I watched the Seattle-San Francisco football game this past Sunday. I watched the whole thing through the final whistle so I got to see Sherman, the Seattle right corner, make a hell of a play to send his team to the championship game, and also enjoy his hyperkinetic rant after time ran out and some sideline reporter was stupid enough to jam a microphone in his face.
I didn't have the same reaction my friend Labrys had or, frankly, that Charles-whose-wordprocessor-I-am-not-worthy-to-reboot-Pierce had.
Because I used to play soccer goalkeeper.
Because of that I completely understand exactly where Rich Sherman was that night, and, no, I don't think it had anything to do with brutality (and, yes, it is a pretty goddamn brutal sport) and, no, I don't think it had anything to do with racism or being an uppity Negro (and, yes, he was rude and loud and obnoxious, and in this country if you're black that will earn you a pantsload of ignorant racist bullshit).
It had to do with playing on the side that doesn't have the ball.
Attackers, whether they're soccer strikers or football receivers, get to do one particular thing that we football cornerbacks and soccer goalies don't and usually can't do; they get to score points.
In most sports let's face it; that's the fun shit.
That's the glory noise, the big news that makes the headlines and gets you on cereal boxes and into lucious television contracts. How many cornerbacks can you think of sitting in the ESPN booth right now? Kasey Kellar is the only keeper I know of that works the booth and that's largely because soccer in the U.S. is frankly weird and keepers are often the only player most Americans outside soccer fanatics actually know.
But playing offense is a self-licking ice cream cone.
Any sports nut can tell you how many points so-and-so scored, how many assists, how many yards he ran for or threw for, how many goals he scored. Any casual fan remembers the quarterbacks and the receivers, the strikers and the wingers, the goal-scoring centers and the point guards.
Who the hell remembers whose tackle saved a sure goal? The stick save, the deflected pass, the steal? Who recalls who batted the possible winning touchdown pass away for the interception that saved the game and the conference championship?
I'll tell you this; they'll damn well remember who did that for Seattle in 2014.
But it's more than that.
Defending is about plain and simple defiance.

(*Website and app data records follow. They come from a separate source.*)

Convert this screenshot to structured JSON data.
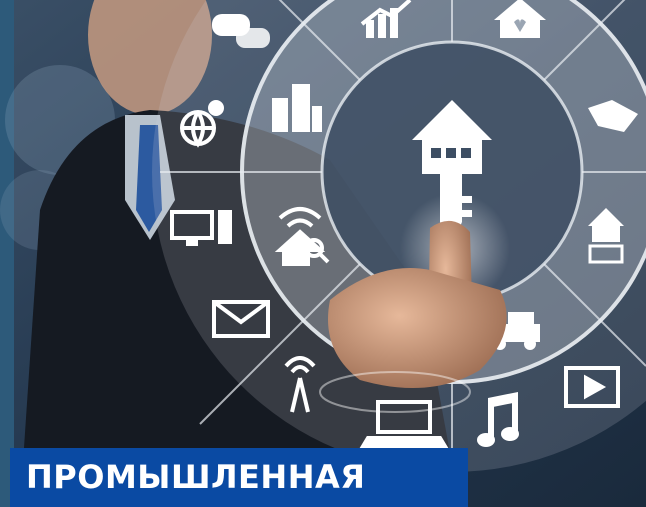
{
  "caption": {
    "text": "ПРОМЫШЛЕННАЯ"
  },
  "colors": {
    "caption_background": "#0a4aa3",
    "caption_text": "#ffffff",
    "background": "#1d3047",
    "wheel_tint": "#c9ced6"
  },
  "wheel": {
    "center_icon": "house-key-icon",
    "inner_ring_icons": [
      "city-buildings-icon",
      "wifi-search-house-icon",
      "family-icon",
      "car-icon",
      "house-cart-icon",
      "handshake-icon",
      "heart-house-icon",
      "chart-icon"
    ],
    "outer_ring_icons": [
      "chat-bubbles-icon",
      "globe-location-icon",
      "monitor-pc-icon",
      "envelope-icon",
      "radio-tower-icon",
      "laptop-icon",
      "music-note-icon",
      "video-player-icon"
    ]
  }
}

It's about raging and hating to lose. It's about pure anger.
It's personal. It's about wanting to ruin the other person's day.
Stopping his best shot. Tackling him when he's got a clear run at goal and stripping the ball off his feet. It's about getting out to full stretch and palming his sure game-winner around the outside of the post. Pushing his slam-dunk back in his face. Sending him to the ice with the puck skipping away.

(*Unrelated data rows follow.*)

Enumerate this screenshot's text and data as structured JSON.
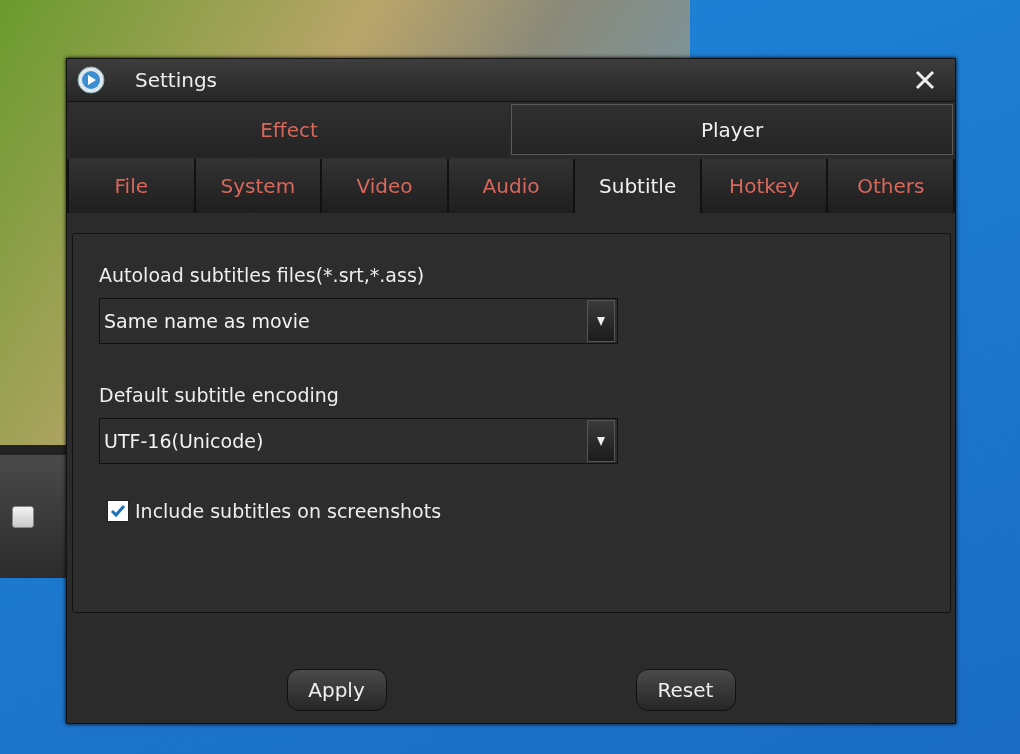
{
  "window": {
    "title": "Settings"
  },
  "category_tabs": [
    {
      "label": "Effect",
      "selected": false
    },
    {
      "label": "Player",
      "selected": true
    }
  ],
  "tabs": [
    {
      "label": "File",
      "selected": false
    },
    {
      "label": "System",
      "selected": false
    },
    {
      "label": "Video",
      "selected": false
    },
    {
      "label": "Audio",
      "selected": false
    },
    {
      "label": "Subtitle",
      "selected": true
    },
    {
      "label": "Hotkey",
      "selected": false
    },
    {
      "label": "Others",
      "selected": false
    }
  ],
  "panel": {
    "fields": [
      {
        "label": "Autoload subtitles files(*.srt,*.ass)",
        "value": "Same name as movie"
      },
      {
        "label": "Default subtitle encoding",
        "value": "UTF-16(Unicode)"
      }
    ],
    "checkbox": {
      "label": "Include subtitles on screenshots",
      "checked": true
    }
  },
  "buttons": [
    "Apply",
    "Reset"
  ]
}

Sure, you saved your team the points, or the game. But other than that what's the reward for this hard work?
I'll tell you.
It's looking at the striker's face, seeing in that quarterback's eyes, the knowledge that you bested him. That he gave you his best shot and you were better. That he came straight at you with all his skill and strength and you slapped it down like it was a little baby's patty-cake pat. It's watching his sad little face get all puffy and red, watching him watch you with cautious hatred, and loving the feeling that you crushed his hopes and blighted his dream.
We all feel that way.
Sherman just said it.
I know, because of the night the striker on the team sandbagging down to our sad, low co-ed Division 4 level ran in on me as I collected the ball on the ground and kicked it straight back into my face and broke my nose.
(Then had the gall to complain to the referee that I was bleeding on the field.)
So after I stonewalled the sonofabitch the rest of the match - making save after save to deny him the win he so badly wanted - I walked up to him with the bloody twists of paper sticking out of both nostrils and got right in his face and smiled.
He shoved me and I cocked a fist and both teams jumped on us and hauled us away.
And, broken nose and all, I was a happy man.
Because I owned his sorry ass, and he knew it, and I knew he knew it, and that knowledge filled me with joy.
That's a very low human emotion, I'll admit, but that's the sort of thing that builds good defenses.
And to make this about race or civility or something like that is just silly. If you did, or do, you really need to borrow my gloves and go get between the posts and I'll hammer some shots at you and dare you to stop me and we'll see how you feel about that.